Cornell Student Has a Little Problem With Goldman Sachs


Cornell history major Tony Manfred is waging a campaign against the school's decision to allow representatives of Goldman Sachs to recruit for positions on campus in the school paper, The Cornell Daily Sun. The company is "like an impossibly large vacuum cleaner whose belly fills not with dirt and hair destined for the garbage, but dollars and cents destined for the already bulging pockets of the upper-class," the budding Matt Taibbi begins his blistering editorial, "This we can all agree on." Yet each year, the school allows these beasts to participate in career fairs, planting dreams of sugarplum jobs in the heads of impressionable college students. "It vets and interrogates, tests and examines, and eventually it leaves campus with a wish list of eager undergrads," he writes. And then it steals their souls.

A few months later, those same undergrads are paying for a few rounds of drinks at a celebratory Long Island iced tea night. And come summer, these undergrads have transformed into full-fledged Goldmanites — squeezing every drip of profit out of the rag that is America with conscious abandon — under the tragically correct assumption that the rest of us are, above all else, jealous of them.

Ultimately, they are lost to humanity.

"These people are our classmates, our sorority sisters, our best friends, but they are also bad people. To put it bluntly, they are assholes. Huge assholes. Assholes who are aware of the social and economic damage they will soon perpetuate, but don’t care.

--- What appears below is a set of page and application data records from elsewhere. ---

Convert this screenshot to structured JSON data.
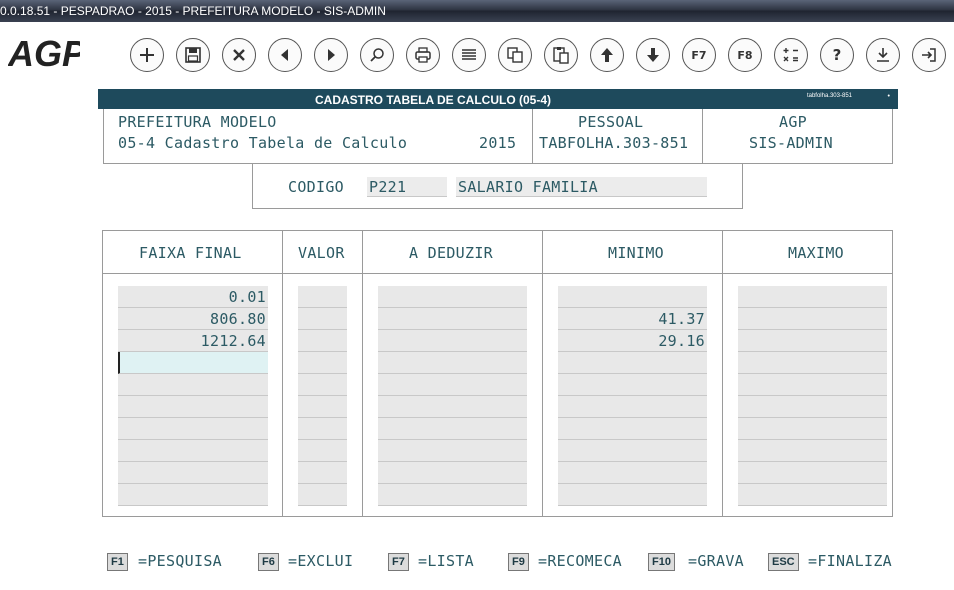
{
  "window": {
    "title": "0.0.18.51 - PESPADRAO - 2015 - PREFEITURA MODELO - SIS-ADMIN"
  },
  "logo": {
    "text": "AGP"
  },
  "toolbar": {
    "buttons": [
      {
        "name": "add-button",
        "icon": "plus-icon"
      },
      {
        "name": "save-button",
        "icon": "floppy-icon"
      },
      {
        "name": "cancel-button",
        "icon": "close-icon"
      },
      {
        "name": "previous-button",
        "icon": "triangle-left-icon"
      },
      {
        "name": "next-button",
        "icon": "triangle-right-icon"
      },
      {
        "name": "search-button",
        "icon": "magnifier-icon"
      },
      {
        "name": "print-button",
        "icon": "printer-icon"
      },
      {
        "name": "list-button",
        "icon": "list-icon"
      },
      {
        "name": "copy-button",
        "icon": "copy-icon"
      },
      {
        "name": "paste-button",
        "icon": "clipboard-icon"
      },
      {
        "name": "move-up-button",
        "icon": "arrow-up-icon"
      },
      {
        "name": "move-down-button",
        "icon": "arrow-down-icon"
      },
      {
        "name": "f7-button",
        "icon": "f7-icon",
        "label": "F7"
      },
      {
        "name": "f8-button",
        "icon": "f8-icon",
        "label": "F8"
      },
      {
        "name": "calculator-button",
        "icon": "calculator-icon"
      },
      {
        "name": "help-button",
        "icon": "question-icon",
        "label": "?"
      },
      {
        "name": "download-button",
        "icon": "download-icon"
      },
      {
        "name": "exit-button",
        "icon": "exit-icon"
      }
    ]
  },
  "form": {
    "title": "CADASTRO TABELA DE CALCULO (05-4)",
    "code": "tabfolha.303-851",
    "dot": "•"
  },
  "header": {
    "org": "PREFEITURA MODELO",
    "screen": "05-4 Cadastro Tabela de Calculo",
    "year": "2015",
    "module_label": "PESSOAL",
    "module_value": "TABFOLHA.303-851",
    "vendor_label": "AGP",
    "vendor_value": "SIS-ADMIN"
  },
  "codigo": {
    "label": "CODIGO",
    "code_value": "P221",
    "description_value": "SALARIO FAMILIA"
  },
  "table": {
    "columns": [
      "FAIXA FINAL",
      "VALOR",
      "A DEDUZIR",
      "MINIMO",
      "MAXIMO"
    ],
    "rows": [
      [
        "0.01",
        "",
        "",
        "",
        ""
      ],
      [
        "806.80",
        "",
        "",
        "41.37",
        ""
      ],
      [
        "1212.64",
        "",
        "",
        "29.16",
        ""
      ],
      [
        "",
        "",
        "",
        "",
        ""
      ],
      [
        "",
        "",
        "",
        "",
        ""
      ],
      [
        "",
        "",
        "",
        "",
        ""
      ],
      [
        "",
        "",
        "",
        "",
        ""
      ],
      [
        "",
        "",
        "",
        "",
        ""
      ],
      [
        "",
        "",
        "",
        "",
        ""
      ],
      [
        "",
        "",
        "",
        "",
        ""
      ]
    ]
  },
  "fkeys": [
    {
      "key": "F1",
      "desc": "=PESQUISA"
    },
    {
      "key": "F6",
      "desc": "=EXCLUI"
    },
    {
      "key": "F7",
      "desc": "=LISTA"
    },
    {
      "key": "F9",
      "desc": "=RECOMECA"
    },
    {
      "key": "F10",
      "desc": "=GRAVA"
    },
    {
      "key": "ESC",
      "desc": "=FINALIZA"
    }
  ],
  "colors": {
    "header_bar": "#1e4a5c",
    "text": "#2c5a64",
    "field": "#e8e8e8",
    "active_field": "#dff2f3"
  }
}
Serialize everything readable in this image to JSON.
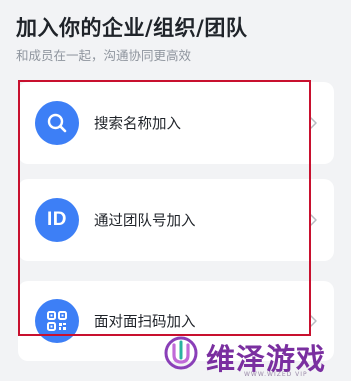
{
  "header": {
    "title": "加入你的企业/组织/团队",
    "subtitle": "和成员在一起，沟通协同更高效"
  },
  "options": [
    {
      "label": "搜索名称加入",
      "icon": "search-icon"
    },
    {
      "label": "通过团队号加入",
      "icon": "id-icon",
      "icon_text": "ID"
    },
    {
      "label": "面对面扫码加入",
      "icon": "qr-code-icon"
    }
  ],
  "watermark": {
    "name": "维泽游戏",
    "tagline": "WWW.WIZED VIP"
  },
  "colors": {
    "accent": "#3d7ff6",
    "highlight": "#c8102e",
    "watermark": "#7a2fa0"
  }
}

Probably he is just jealous.

Throw Goldman Sachs Off Campus [Cornell Sun]